### DATA FOR THIS TASK
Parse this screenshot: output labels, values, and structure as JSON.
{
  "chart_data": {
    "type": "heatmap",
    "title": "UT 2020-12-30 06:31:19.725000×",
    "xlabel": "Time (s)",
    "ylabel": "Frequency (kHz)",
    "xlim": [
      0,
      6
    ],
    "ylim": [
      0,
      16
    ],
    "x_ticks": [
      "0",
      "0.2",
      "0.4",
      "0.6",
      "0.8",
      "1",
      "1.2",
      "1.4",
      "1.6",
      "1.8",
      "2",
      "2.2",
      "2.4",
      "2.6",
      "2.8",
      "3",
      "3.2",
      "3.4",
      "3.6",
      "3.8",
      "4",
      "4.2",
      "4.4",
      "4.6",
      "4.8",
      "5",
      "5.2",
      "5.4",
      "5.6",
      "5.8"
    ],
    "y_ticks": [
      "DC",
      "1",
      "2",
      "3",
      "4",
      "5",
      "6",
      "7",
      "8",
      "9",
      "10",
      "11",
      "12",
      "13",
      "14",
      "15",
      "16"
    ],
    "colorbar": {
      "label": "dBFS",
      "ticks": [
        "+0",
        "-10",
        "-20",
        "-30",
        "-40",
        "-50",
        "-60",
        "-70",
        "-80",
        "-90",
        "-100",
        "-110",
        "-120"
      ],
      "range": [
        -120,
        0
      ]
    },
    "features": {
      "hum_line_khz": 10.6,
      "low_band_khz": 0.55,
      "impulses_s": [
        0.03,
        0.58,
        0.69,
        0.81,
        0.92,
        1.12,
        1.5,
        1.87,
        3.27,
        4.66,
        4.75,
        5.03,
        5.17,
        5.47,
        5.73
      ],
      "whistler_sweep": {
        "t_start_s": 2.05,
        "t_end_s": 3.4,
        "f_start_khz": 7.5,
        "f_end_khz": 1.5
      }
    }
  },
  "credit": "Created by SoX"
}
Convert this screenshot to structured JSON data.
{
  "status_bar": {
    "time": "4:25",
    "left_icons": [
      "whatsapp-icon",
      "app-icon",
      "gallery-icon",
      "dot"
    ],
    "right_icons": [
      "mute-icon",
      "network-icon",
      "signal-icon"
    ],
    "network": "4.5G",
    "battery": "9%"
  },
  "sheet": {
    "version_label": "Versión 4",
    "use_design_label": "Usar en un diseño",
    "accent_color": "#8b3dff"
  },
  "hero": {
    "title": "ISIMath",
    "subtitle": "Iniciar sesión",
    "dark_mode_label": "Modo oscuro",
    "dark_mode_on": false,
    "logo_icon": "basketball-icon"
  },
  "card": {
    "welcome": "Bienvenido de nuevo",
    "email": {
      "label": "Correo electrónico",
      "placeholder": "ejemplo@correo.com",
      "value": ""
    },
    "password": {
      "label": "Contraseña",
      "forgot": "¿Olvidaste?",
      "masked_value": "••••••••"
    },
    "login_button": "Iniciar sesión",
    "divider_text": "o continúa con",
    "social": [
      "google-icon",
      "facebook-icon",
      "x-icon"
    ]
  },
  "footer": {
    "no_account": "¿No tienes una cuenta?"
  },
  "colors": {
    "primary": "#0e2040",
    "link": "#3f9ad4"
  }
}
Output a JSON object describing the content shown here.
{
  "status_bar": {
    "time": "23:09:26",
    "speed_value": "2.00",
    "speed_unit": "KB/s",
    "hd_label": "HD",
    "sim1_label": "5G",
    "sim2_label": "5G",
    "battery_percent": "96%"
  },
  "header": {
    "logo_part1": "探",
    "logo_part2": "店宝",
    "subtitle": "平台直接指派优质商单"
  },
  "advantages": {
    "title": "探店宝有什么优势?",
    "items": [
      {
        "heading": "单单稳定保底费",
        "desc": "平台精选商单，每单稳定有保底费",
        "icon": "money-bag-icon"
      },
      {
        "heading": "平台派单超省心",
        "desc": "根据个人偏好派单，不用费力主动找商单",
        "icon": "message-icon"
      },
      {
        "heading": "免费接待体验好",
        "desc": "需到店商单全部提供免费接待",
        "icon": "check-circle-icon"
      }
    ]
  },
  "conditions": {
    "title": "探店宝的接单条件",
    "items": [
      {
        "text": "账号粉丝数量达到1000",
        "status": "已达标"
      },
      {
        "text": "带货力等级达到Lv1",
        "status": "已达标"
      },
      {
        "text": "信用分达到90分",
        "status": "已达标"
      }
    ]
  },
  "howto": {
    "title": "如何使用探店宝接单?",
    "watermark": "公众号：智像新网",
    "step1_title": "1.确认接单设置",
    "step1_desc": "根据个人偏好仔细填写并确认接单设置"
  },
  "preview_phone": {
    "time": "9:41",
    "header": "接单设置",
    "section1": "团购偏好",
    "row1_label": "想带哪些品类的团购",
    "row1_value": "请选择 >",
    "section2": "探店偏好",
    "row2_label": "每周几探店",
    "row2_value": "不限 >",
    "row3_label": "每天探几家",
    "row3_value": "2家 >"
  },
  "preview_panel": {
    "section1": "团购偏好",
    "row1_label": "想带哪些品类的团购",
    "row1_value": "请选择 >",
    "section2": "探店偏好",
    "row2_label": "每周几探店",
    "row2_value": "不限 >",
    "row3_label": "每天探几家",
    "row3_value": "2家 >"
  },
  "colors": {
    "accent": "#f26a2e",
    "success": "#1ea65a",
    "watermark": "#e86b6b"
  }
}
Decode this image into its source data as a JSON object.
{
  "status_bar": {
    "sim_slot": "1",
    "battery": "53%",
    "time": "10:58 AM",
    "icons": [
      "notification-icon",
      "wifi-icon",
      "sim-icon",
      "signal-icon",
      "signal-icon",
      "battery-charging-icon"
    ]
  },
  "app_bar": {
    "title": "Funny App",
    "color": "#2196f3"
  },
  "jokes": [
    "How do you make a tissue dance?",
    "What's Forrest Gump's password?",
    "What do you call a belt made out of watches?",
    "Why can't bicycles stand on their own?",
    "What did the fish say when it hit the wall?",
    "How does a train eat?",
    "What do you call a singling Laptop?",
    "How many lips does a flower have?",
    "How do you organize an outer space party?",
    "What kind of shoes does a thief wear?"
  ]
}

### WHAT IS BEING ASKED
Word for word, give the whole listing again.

### SOLUTION TO THIS EXERCISE
Parse this screenshot: output labels, values, and structure as JSON.
{
  "chart_data": {
    "type": "heatmap",
    "title": "UT 2020-12-30 06:31:19.725000×",
    "xlabel": "Time (s)",
    "ylabel": "Frequency (kHz)",
    "xlim": [
      0,
      6
    ],
    "ylim": [
      0,
      16
    ],
    "x_ticks": [
      "0",
      "0.2",
      "0.4",
      "0.6",
      "0.8",
      "1",
      "1.2",
      "1.4",
      "1.6",
      "1.8",
      "2",
      "2.2",
      "2.4",
      "2.6",
      "2.8",
      "3",
      "3.2",
      "3.4",
      "3.6",
      "3.8",
      "4",
      "4.2",
      "4.4",
      "4.6",
      "4.8",
      "5",
      "5.2",
      "5.4",
      "5.6",
      "5.8"
    ],
    "y_ticks": [
      "DC",
      "1",
      "2",
      "3",
      "4",
      "5",
      "6",
      "7",
      "8",
      "9",
      "10",
      "11",
      "12",
      "13",
      "14",
      "15",
      "16"
    ],
    "colorbar": {
      "label": "dBFS",
      "ticks": [
        "+0",
        "-10",
        "-20",
        "-30",
        "-40",
        "-50",
        "-60",
        "-70",
        "-80",
        "-90",
        "-100",
        "-110",
        "-120"
      ],
      "range": [
        -120,
        0
      ]
    },
    "features": {
      "hum_line_khz": 10.6,
      "low_band_khz": 0.55,
      "impulses_s": [
        0.03,
        0.58,
        0.69,
        0.81,
        0.92,
        1.12,
        1.5,
        1.87,
        3.27,
        4.66,
        4.75,
        5.03,
        5.17,
        5.47,
        5.73
      ],
      "whistler_sweep": {
        "t_start_s": 2.05,
        "t_end_s": 3.4,
        "f_start_khz": 7.5,
        "f_end_khz": 1.5
      }
    }
  },
  "credit": "Created by SoX"
}
Convert this screenshot to structured JSON data.
{
  "status_bar": {
    "time": "4:25",
    "left_icons": [
      "whatsapp-icon",
      "app-icon",
      "gallery-icon",
      "dot"
    ],
    "right_icons": [
      "mute-icon",
      "network-icon",
      "signal-icon"
    ],
    "network": "4.5G",
    "battery": "9%"
  },
  "sheet": {
    "version_label": "Versión 4",
    "use_design_label": "Usar en un diseño",
    "accent_color": "#8b3dff"
  },
  "hero": {
    "title": "ISIMath",
    "subtitle": "Iniciar sesión",
    "dark_mode_label": "Modo oscuro",
    "dark_mode_on": false,
    "logo_icon": "basketball-icon"
  },
  "card": {
    "welcome": "Bienvenido de nuevo",
    "email": {
      "label": "Correo electrónico",
      "placeholder": "ejemplo@correo.com",
      "value": ""
    },
    "password": {
      "label": "Contraseña",
      "forgot": "¿Olvidaste?",
      "masked_value": "••••••••"
    },
    "login_button": "Iniciar sesión",
    "divider_text": "o continúa con",
    "social": [
      "google-icon",
      "facebook-icon",
      "x-icon"
    ]
  },
  "footer": {
    "no_account": "¿No tienes una cuenta?"
  },
  "colors": {
    "primary": "#0e2040",
    "link": "#3f9ad4"
  }
}
Output a JSON object describing the content shown here.
{
  "status_bar": {
    "time": "23:09:26",
    "speed_value": "2.00",
    "speed_unit": "KB/s",
    "hd_label": "HD",
    "sim1_label": "5G",
    "sim2_label": "5G",
    "battery_percent": "96%"
  },
  "header": {
    "logo_part1": "探",
    "logo_part2": "店宝",
    "subtitle": "平台直接指派优质商单"
  },
  "advantages": {
    "title": "探店宝有什么优势?",
    "items": [
      {
        "heading": "单单稳定保底费",
        "desc": "平台精选商单，每单稳定有保底费",
        "icon": "money-bag-icon"
      },
      {
        "heading": "平台派单超省心",
        "desc": "根据个人偏好派单，不用费力主动找商单",
        "icon": "message-icon"
      },
      {
        "heading": "免费接待体验好",
        "desc": "需到店商单全部提供免费接待",
        "icon": "check-circle-icon"
      }
    ]
  },
  "conditions": {
    "title": "探店宝的接单条件",
    "items": [
      {
        "text": "账号粉丝数量达到1000",
        "status": "已达标"
      },
      {
        "text": "带货力等级达到Lv1",
        "status": "已达标"
      },
      {
        "text": "信用分达到90分",
        "status": "已达标"
      }
    ]
  },
  "howto": {
    "title": "如何使用探店宝接单?",
    "watermark": "公众号：智像新网",
    "step1_title": "1.确认接单设置",
    "step1_desc": "根据个人偏好仔细填写并确认接单设置"
  },
  "preview_phone": {
    "time": "9:41",
    "header": "接单设置",
    "section1": "团购偏好",
    "row1_label": "想带哪些品类的团购",
    "row1_value": "请选择 >",
    "section2": "探店偏好",
    "row2_label": "每周几探店",
    "row2_value": "不限 >",
    "row3_label": "每天探几家",
    "row3_value": "2家 >"
  },
  "preview_panel": {
    "section1": "团购偏好",
    "row1_label": "想带哪些品类的团购",
    "row1_value": "请选择 >",
    "section2": "探店偏好",
    "row2_label": "每周几探店",
    "row2_value": "不限 >",
    "row3_label": "每天探几家",
    "row3_value": "2家 >"
  },
  "colors": {
    "accent": "#f26a2e",
    "success": "#1ea65a",
    "watermark": "#e86b6b"
  }
}
Decode this image into its source data as a JSON object.
{
  "status_bar": {
    "sim_slot": "1",
    "battery": "53%",
    "time": "10:58 AM",
    "icons": [
      "notification-icon",
      "wifi-icon",
      "sim-icon",
      "signal-icon",
      "signal-icon",
      "battery-charging-icon"
    ]
  },
  "app_bar": {
    "title": "Funny App",
    "color": "#2196f3"
  },
  "jokes": [
    "How do you make a tissue dance?",
    "What's Forrest Gump's password?",
    "What do you call a belt made out of watches?",
    "Why can't bicycles stand on their own?",
    "What did the fish say when it hit the wall?",
    "How does a train eat?",
    "What do you call a singling Laptop?",
    "How many lips does a flower have?",
    "How do you organize an outer space party?",
    "What kind of shoes does a thief wear?"
  ]
}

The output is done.